=== Exercise data ===

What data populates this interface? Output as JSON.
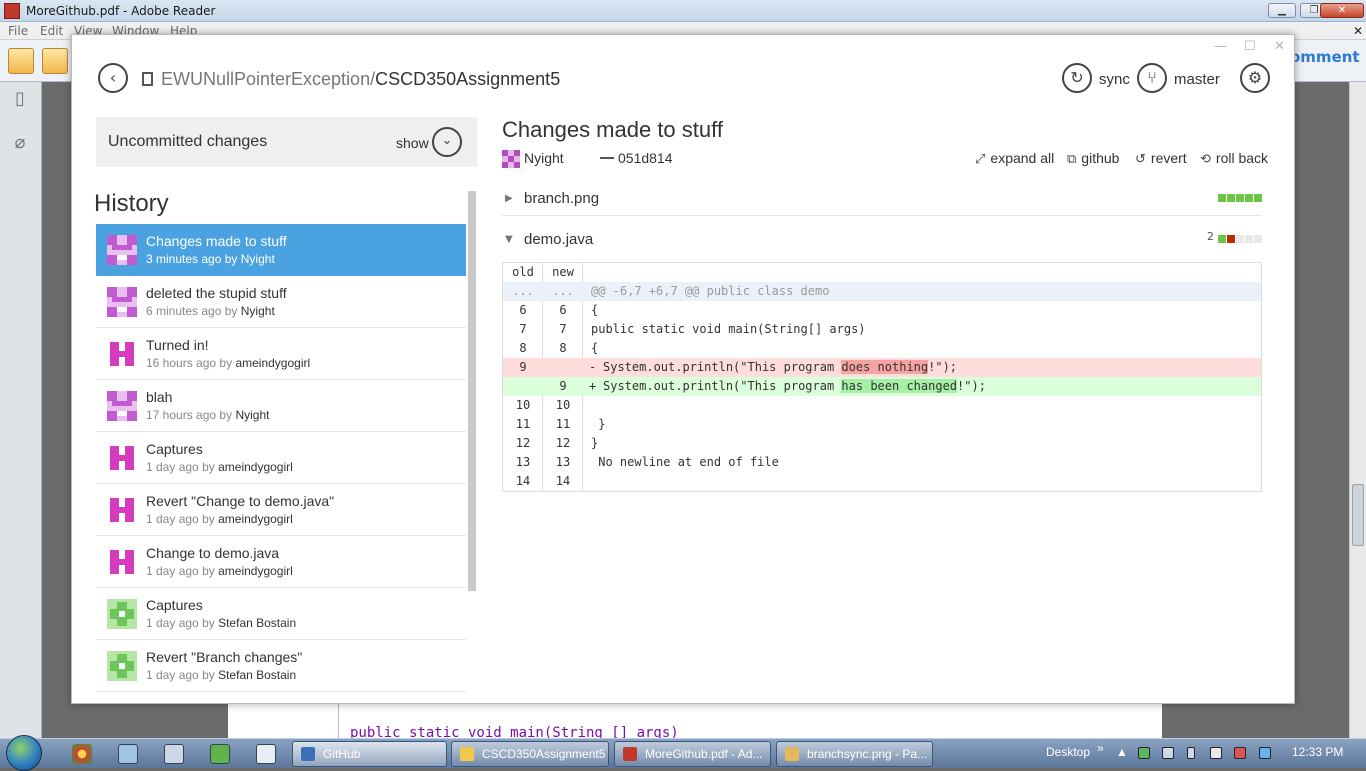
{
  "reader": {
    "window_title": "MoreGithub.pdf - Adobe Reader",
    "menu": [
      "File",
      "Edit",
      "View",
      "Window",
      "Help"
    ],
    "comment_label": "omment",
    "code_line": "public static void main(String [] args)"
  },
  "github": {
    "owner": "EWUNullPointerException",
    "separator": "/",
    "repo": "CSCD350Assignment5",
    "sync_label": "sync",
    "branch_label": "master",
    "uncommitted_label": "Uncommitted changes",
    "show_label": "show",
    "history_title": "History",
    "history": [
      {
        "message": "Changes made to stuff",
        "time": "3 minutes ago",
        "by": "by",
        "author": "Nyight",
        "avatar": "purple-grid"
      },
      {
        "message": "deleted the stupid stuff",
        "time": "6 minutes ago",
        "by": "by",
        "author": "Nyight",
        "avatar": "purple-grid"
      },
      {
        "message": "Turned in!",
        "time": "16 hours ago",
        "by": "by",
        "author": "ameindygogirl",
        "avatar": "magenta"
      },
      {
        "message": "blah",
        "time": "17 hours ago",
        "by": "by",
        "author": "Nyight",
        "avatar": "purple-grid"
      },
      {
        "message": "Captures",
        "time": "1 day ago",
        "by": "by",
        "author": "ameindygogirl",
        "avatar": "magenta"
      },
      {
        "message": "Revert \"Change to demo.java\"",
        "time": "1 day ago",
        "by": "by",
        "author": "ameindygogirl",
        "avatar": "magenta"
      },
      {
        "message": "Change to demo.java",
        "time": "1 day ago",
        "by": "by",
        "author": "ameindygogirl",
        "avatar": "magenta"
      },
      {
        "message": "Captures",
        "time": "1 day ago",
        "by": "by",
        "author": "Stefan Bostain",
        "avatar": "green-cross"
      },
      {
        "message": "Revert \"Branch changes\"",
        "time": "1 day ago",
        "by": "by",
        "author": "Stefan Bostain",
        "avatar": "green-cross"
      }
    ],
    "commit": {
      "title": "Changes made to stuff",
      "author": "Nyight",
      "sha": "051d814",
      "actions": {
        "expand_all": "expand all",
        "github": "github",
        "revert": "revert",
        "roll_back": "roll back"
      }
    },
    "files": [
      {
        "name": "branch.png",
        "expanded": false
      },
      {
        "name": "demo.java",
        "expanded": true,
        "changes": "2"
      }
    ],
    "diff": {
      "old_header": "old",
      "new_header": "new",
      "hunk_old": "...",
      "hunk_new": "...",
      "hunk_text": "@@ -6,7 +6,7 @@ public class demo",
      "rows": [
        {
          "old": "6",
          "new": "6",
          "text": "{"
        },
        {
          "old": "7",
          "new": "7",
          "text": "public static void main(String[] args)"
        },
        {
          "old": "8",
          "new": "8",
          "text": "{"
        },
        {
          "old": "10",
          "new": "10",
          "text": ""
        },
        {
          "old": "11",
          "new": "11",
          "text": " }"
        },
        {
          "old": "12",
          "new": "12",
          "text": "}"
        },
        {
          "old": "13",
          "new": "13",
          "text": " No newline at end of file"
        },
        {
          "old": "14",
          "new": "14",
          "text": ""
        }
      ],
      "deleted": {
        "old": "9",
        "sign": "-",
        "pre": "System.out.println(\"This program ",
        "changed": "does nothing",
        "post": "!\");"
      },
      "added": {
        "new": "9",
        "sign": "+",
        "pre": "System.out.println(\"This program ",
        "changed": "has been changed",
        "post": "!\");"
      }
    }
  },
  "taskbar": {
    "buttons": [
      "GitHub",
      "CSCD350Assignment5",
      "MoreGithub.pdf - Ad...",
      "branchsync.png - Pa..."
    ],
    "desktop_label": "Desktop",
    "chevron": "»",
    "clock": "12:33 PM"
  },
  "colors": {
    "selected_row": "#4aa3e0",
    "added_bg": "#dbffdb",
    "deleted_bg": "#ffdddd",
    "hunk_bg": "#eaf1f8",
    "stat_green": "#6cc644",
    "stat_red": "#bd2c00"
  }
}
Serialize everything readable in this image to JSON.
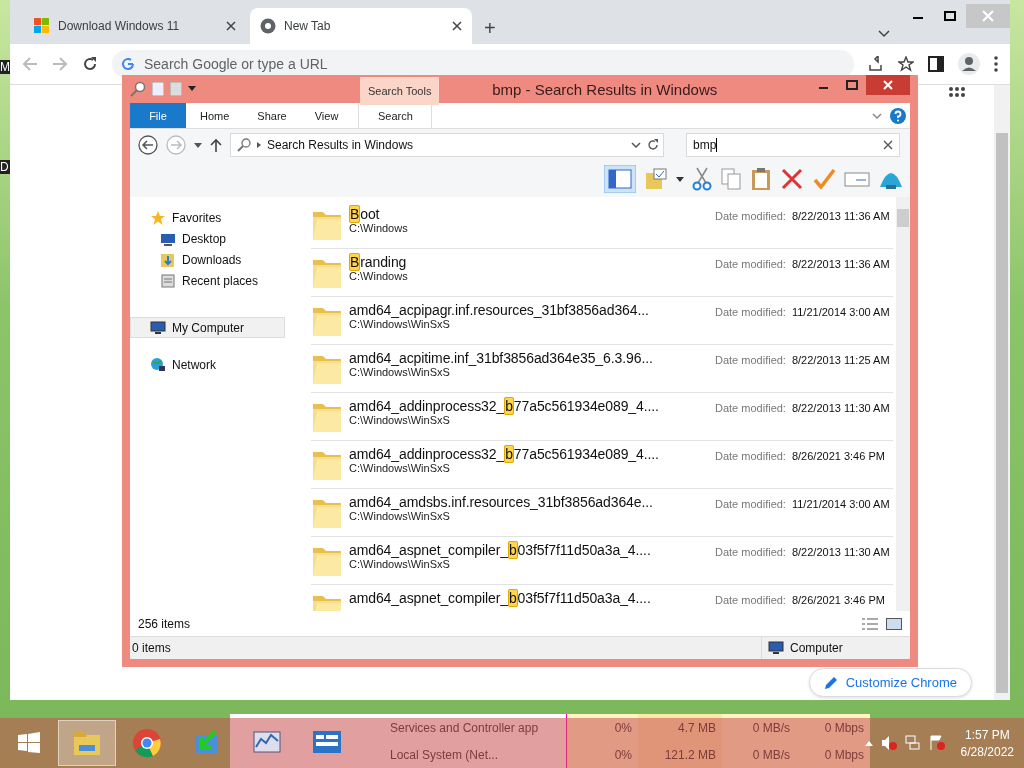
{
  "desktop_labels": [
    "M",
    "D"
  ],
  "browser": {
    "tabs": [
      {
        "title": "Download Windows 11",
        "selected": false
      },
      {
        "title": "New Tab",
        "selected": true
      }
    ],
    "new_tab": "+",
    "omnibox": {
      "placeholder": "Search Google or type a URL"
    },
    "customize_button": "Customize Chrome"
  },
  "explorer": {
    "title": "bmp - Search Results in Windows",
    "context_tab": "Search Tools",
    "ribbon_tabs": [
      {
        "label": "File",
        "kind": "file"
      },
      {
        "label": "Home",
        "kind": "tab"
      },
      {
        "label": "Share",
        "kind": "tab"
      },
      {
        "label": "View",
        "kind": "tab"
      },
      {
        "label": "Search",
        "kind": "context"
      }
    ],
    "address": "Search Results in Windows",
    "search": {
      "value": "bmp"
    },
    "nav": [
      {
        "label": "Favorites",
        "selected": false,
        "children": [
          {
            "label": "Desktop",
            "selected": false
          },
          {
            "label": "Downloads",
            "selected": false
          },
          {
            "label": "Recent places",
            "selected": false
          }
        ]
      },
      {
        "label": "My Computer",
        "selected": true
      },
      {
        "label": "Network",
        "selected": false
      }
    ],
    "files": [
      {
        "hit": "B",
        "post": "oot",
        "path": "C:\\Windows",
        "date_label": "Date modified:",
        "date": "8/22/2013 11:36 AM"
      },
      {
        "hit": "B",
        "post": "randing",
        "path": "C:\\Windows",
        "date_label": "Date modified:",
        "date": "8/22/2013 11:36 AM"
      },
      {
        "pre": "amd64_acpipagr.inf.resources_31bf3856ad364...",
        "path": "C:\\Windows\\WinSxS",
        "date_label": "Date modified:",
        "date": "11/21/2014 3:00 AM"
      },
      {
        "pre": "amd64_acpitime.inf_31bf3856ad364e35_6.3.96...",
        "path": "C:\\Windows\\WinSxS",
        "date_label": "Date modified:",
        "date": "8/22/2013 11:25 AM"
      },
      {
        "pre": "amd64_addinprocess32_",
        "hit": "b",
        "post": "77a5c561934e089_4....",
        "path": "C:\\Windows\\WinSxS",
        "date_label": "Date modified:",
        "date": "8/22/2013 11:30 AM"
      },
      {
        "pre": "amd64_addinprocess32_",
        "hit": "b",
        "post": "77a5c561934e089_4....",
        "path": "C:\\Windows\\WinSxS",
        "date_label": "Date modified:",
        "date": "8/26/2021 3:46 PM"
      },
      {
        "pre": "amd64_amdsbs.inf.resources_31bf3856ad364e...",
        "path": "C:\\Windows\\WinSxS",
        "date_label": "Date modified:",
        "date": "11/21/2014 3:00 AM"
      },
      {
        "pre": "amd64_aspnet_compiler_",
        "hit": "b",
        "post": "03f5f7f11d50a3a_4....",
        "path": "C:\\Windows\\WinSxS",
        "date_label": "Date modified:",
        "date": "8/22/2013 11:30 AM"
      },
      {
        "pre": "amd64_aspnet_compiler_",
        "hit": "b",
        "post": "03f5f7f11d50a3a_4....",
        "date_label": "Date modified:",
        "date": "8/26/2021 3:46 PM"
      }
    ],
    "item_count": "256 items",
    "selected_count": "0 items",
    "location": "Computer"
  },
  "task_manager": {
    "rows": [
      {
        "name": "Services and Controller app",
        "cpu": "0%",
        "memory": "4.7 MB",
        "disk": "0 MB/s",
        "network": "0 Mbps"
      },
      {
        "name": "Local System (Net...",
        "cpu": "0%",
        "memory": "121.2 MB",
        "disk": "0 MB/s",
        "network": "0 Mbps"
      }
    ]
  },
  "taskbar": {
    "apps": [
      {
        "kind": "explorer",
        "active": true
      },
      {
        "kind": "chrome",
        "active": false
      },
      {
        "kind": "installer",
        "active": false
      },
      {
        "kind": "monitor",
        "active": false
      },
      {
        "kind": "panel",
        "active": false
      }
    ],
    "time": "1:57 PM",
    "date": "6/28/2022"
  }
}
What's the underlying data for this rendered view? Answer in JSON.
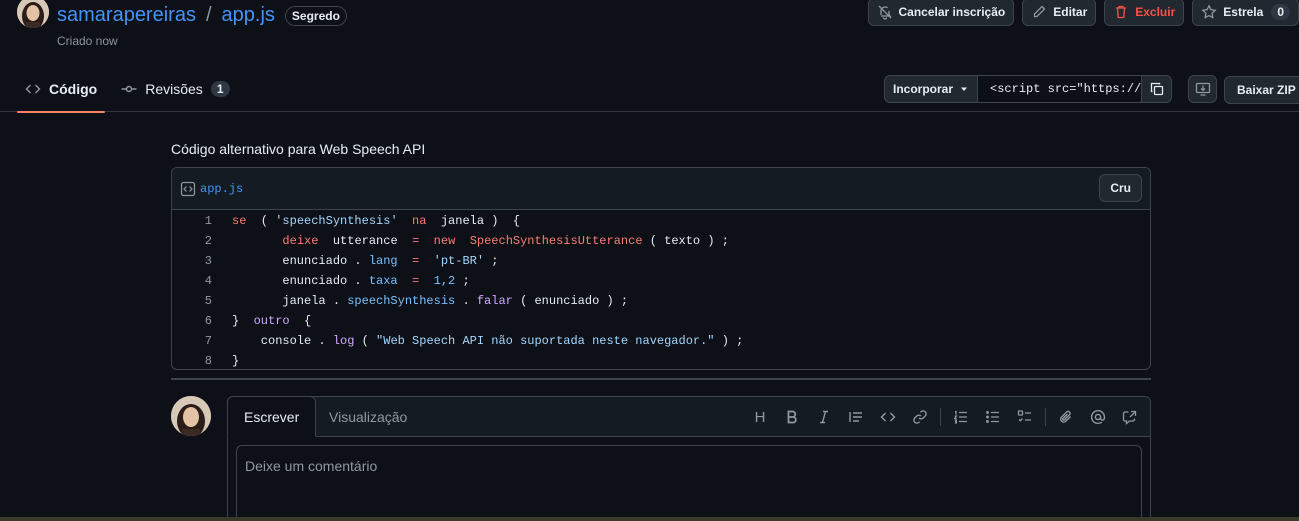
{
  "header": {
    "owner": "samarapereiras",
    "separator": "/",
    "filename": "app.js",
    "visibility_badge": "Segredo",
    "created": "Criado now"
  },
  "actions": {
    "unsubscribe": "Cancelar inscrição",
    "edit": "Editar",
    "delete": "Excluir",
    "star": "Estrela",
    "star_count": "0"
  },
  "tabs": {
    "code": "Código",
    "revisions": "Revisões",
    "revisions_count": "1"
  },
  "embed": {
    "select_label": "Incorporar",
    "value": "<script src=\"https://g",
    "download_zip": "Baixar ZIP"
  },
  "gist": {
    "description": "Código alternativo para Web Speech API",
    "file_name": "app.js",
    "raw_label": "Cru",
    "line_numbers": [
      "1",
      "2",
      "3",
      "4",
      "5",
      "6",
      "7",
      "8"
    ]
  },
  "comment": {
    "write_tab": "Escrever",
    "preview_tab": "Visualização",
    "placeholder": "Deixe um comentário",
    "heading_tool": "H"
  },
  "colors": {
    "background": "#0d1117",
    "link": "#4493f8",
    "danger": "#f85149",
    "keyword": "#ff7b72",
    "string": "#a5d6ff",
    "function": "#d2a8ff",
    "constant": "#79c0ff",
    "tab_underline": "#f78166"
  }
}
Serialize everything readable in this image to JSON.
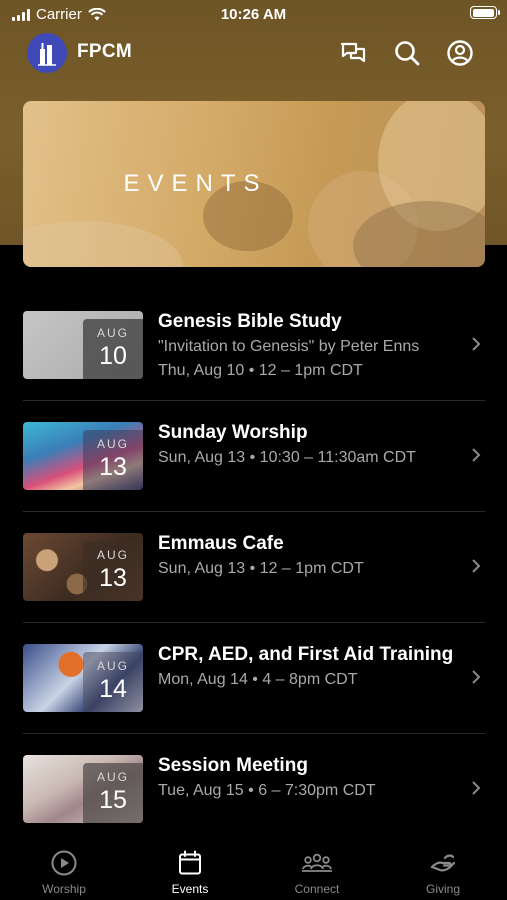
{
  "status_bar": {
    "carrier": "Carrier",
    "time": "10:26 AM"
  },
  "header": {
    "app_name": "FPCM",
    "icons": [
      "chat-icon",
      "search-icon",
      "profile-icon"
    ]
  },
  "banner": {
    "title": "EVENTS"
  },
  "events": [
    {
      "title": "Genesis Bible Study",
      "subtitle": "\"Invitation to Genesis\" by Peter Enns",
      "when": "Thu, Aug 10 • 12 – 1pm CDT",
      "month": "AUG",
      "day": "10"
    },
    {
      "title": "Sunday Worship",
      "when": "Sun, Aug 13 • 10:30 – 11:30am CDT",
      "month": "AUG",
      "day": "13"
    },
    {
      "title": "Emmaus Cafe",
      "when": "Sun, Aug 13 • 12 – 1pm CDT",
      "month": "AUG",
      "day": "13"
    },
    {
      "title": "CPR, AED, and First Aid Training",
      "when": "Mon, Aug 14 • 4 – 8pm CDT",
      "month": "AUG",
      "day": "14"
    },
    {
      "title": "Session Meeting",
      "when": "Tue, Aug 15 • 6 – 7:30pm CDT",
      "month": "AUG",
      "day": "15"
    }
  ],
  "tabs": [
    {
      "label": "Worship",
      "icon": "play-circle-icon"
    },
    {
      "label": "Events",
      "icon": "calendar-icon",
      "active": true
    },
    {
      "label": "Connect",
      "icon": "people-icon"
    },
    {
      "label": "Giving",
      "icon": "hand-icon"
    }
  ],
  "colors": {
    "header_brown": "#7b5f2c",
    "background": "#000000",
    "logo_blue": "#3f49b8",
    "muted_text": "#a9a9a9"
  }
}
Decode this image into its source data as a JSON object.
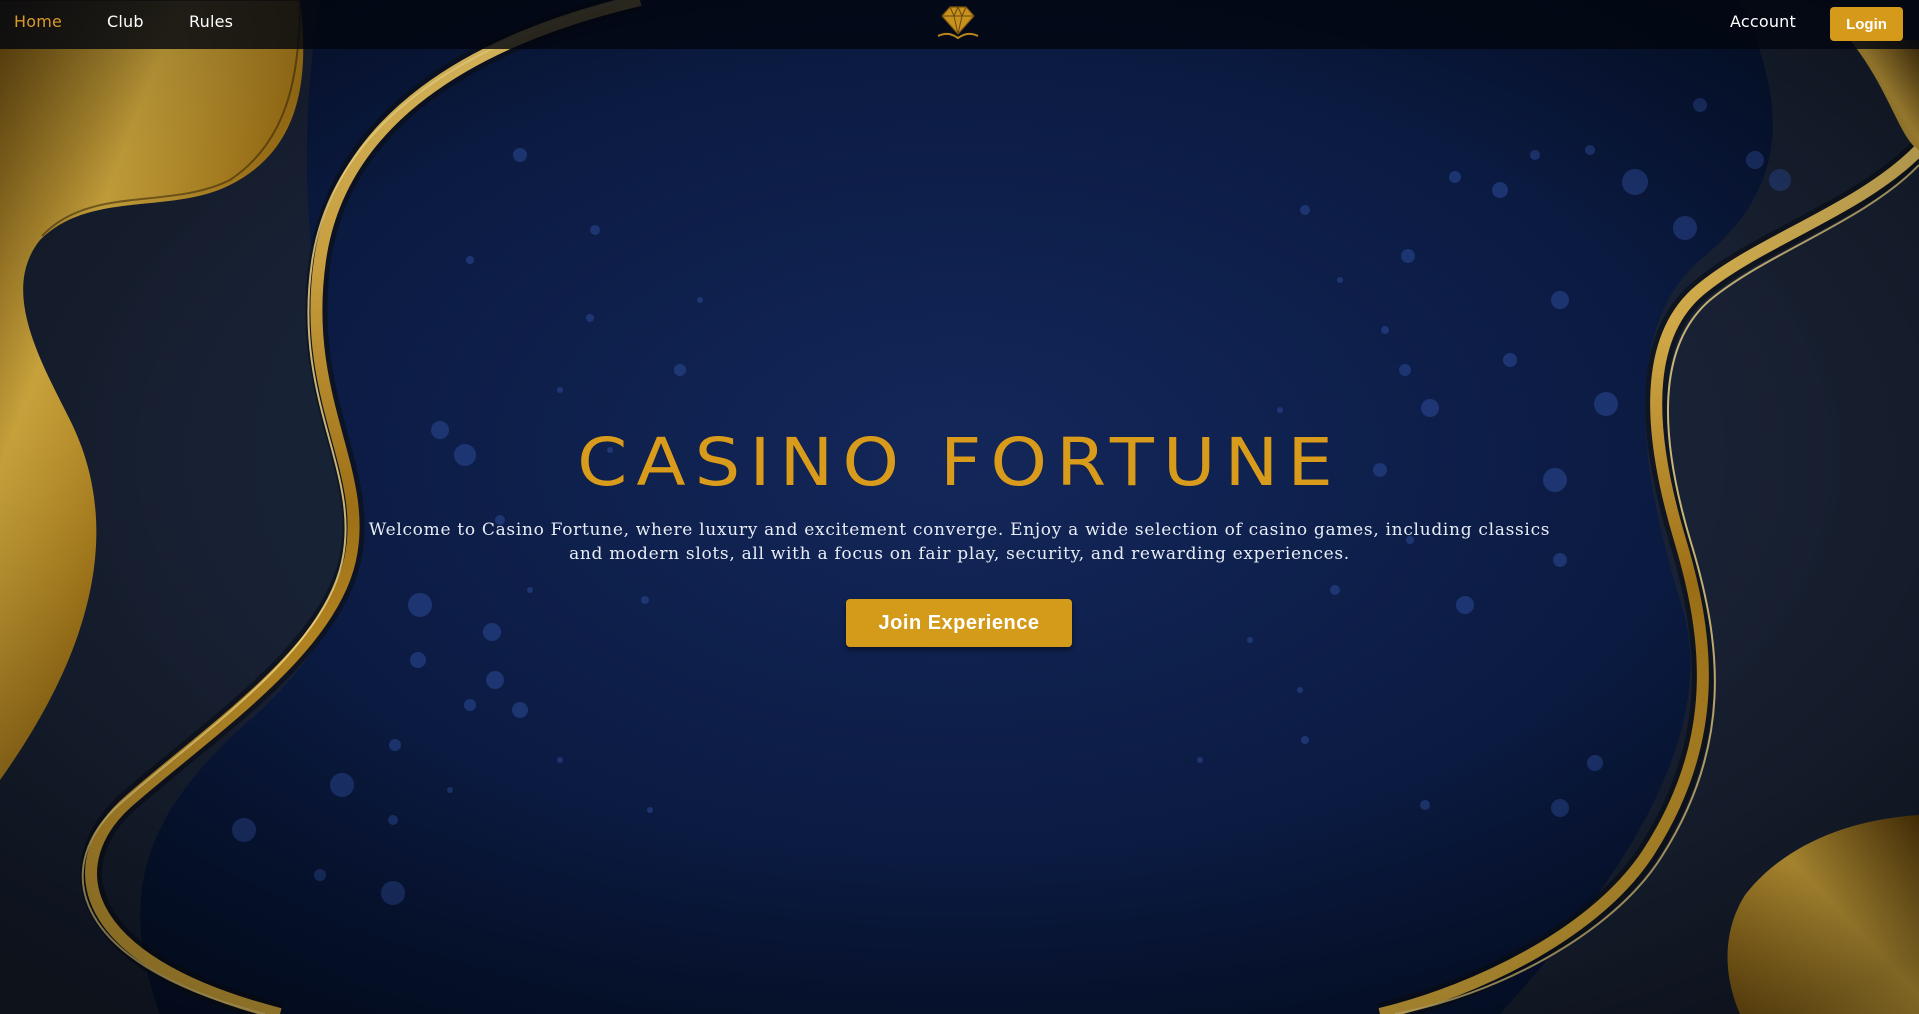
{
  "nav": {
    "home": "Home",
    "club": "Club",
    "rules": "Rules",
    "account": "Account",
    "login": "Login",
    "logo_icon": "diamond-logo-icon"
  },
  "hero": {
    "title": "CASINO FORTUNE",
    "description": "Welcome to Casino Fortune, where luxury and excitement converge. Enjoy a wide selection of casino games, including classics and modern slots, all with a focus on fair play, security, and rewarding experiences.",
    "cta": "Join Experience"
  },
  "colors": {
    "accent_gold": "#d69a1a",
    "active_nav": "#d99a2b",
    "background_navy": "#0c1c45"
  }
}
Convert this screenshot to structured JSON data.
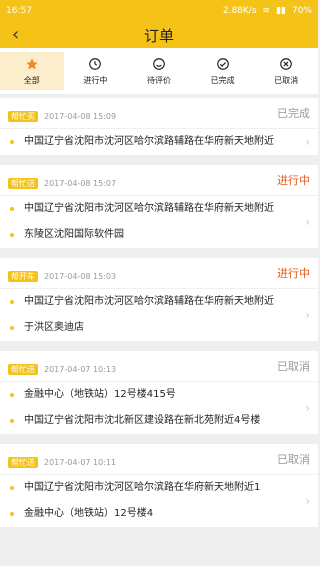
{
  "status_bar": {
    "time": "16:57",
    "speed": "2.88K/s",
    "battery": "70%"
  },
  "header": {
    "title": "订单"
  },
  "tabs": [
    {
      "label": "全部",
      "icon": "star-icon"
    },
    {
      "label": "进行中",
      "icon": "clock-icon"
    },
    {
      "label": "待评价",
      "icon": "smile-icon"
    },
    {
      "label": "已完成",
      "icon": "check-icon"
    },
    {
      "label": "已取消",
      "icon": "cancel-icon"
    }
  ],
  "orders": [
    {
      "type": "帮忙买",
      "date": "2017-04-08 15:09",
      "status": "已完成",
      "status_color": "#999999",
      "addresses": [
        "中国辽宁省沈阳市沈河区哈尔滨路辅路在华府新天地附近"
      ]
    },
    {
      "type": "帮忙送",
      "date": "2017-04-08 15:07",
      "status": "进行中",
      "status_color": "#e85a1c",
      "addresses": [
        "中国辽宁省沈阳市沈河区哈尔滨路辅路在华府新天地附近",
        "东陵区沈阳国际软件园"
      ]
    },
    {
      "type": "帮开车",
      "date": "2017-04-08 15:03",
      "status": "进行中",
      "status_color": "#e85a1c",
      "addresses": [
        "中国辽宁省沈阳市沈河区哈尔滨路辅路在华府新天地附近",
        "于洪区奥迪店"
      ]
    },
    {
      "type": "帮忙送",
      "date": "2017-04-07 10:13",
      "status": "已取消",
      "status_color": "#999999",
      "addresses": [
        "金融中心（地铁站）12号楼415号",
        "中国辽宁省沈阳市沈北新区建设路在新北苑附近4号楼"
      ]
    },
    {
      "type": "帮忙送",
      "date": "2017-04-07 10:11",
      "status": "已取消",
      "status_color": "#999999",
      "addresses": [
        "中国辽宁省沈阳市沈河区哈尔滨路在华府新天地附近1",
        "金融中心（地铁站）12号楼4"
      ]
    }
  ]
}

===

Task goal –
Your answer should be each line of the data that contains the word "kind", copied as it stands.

Answer to the problem –
        "kind": "file"
        "kind": "tab"
        "kind": "tab"
        "kind": "tab"
        "kind": "context"
        "kind": "explorer",
        "kind": "chrome",
        "kind": "installer",
        "kind": "monitor",
        "kind": "panel",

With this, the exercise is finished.